= Beginning of Section =

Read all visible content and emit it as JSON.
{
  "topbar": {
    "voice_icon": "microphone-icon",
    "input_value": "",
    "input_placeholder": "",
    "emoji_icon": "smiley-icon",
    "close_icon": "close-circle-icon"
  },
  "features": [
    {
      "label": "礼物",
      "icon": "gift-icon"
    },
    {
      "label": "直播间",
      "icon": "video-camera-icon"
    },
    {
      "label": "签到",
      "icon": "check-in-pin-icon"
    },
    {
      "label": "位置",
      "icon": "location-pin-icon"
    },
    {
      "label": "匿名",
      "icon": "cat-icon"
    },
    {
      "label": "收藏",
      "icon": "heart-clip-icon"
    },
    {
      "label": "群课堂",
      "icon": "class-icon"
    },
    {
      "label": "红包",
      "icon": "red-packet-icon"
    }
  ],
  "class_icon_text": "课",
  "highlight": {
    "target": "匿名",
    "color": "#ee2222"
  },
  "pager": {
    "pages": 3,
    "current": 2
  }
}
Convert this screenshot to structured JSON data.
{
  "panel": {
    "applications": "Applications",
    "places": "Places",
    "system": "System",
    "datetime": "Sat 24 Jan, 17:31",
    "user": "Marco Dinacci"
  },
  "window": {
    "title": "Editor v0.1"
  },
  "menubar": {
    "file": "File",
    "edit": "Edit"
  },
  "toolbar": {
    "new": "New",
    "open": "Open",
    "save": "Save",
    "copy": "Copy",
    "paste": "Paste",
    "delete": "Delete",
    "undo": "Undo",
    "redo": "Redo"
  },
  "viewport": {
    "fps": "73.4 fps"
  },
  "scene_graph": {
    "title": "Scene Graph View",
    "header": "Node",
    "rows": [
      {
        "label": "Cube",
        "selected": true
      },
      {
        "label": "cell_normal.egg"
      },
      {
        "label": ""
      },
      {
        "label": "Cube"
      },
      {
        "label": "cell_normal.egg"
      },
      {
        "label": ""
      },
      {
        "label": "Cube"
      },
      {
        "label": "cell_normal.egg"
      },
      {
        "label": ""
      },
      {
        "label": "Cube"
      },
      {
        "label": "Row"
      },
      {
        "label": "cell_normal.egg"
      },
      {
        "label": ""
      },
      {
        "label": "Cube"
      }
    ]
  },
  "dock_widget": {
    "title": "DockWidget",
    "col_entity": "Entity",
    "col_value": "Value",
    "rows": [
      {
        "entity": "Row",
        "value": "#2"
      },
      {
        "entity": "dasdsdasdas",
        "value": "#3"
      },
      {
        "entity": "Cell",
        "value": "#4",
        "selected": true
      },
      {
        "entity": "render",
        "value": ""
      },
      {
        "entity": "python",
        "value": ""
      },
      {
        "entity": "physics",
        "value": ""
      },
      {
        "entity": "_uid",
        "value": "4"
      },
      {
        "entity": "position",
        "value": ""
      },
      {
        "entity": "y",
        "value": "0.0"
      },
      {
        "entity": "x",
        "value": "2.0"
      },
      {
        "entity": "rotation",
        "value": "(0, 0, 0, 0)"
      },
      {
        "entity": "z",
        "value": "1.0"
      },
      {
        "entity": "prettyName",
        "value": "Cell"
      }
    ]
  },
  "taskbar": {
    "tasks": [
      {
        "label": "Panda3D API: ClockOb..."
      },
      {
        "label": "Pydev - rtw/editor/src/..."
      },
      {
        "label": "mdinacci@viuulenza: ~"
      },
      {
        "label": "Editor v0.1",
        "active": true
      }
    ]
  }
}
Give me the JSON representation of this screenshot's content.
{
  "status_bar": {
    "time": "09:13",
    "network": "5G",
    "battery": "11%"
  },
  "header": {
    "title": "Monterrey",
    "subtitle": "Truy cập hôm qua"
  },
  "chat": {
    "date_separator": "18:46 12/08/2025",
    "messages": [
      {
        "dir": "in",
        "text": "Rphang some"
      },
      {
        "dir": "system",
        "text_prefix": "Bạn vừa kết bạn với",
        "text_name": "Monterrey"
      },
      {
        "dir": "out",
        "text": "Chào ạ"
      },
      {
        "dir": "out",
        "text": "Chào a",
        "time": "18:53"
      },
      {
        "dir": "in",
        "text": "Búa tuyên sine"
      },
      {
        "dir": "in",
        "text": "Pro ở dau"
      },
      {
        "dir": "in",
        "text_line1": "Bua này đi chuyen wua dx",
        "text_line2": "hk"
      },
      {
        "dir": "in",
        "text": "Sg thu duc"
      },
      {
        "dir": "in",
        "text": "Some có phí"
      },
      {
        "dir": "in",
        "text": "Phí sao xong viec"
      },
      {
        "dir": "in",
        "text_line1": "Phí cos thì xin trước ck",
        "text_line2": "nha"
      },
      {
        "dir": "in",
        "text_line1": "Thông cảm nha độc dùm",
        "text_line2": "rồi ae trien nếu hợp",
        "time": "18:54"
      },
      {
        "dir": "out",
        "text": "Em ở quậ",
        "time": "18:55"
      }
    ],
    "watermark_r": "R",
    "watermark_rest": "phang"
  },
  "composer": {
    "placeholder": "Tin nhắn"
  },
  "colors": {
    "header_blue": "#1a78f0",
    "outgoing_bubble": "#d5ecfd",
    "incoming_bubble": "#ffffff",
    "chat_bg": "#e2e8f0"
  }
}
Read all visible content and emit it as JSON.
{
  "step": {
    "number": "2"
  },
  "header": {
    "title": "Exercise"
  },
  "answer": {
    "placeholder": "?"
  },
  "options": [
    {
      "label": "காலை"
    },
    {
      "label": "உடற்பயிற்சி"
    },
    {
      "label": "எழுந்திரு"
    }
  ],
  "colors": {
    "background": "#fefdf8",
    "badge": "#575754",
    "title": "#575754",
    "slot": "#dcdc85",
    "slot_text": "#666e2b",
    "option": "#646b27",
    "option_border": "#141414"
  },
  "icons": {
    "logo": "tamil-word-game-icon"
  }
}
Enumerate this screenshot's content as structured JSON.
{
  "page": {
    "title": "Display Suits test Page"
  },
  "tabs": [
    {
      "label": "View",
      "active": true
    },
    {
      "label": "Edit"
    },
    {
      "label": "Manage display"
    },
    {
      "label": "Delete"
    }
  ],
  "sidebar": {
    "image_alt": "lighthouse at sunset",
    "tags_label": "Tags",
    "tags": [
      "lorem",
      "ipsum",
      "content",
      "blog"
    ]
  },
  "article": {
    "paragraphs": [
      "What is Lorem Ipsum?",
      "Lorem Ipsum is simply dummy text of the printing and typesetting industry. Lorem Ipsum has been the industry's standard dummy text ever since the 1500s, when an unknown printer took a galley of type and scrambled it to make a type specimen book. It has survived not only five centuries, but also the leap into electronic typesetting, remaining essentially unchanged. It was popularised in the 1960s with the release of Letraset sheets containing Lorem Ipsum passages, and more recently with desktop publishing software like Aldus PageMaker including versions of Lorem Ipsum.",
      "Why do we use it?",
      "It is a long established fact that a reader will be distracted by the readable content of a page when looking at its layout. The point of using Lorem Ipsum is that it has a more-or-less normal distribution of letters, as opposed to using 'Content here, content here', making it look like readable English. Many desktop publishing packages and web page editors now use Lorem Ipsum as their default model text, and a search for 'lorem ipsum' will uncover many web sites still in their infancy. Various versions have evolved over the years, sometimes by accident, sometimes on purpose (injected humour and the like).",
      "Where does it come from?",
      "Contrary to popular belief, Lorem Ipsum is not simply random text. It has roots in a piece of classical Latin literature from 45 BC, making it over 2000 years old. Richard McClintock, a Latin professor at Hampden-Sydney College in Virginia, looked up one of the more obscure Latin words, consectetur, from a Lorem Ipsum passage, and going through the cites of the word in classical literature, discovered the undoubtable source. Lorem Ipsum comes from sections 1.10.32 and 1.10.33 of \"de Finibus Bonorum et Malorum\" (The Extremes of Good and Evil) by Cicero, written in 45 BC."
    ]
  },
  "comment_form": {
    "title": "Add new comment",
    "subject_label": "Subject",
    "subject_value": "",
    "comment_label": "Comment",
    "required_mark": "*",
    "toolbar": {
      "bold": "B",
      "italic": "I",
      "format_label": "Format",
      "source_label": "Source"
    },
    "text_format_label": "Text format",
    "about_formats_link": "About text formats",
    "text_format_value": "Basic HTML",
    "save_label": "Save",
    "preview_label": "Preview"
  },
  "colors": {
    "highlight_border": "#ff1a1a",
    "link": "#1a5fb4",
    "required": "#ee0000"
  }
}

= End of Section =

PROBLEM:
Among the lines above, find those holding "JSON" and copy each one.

EXPECTED OUTPUT:
Read all visible content and emit it as JSON.
Convert this screenshot to structured JSON data.
Give me the JSON representation of this screenshot's content.
Read all visible content and emit it as JSON.
Enumerate this screenshot's content as structured JSON.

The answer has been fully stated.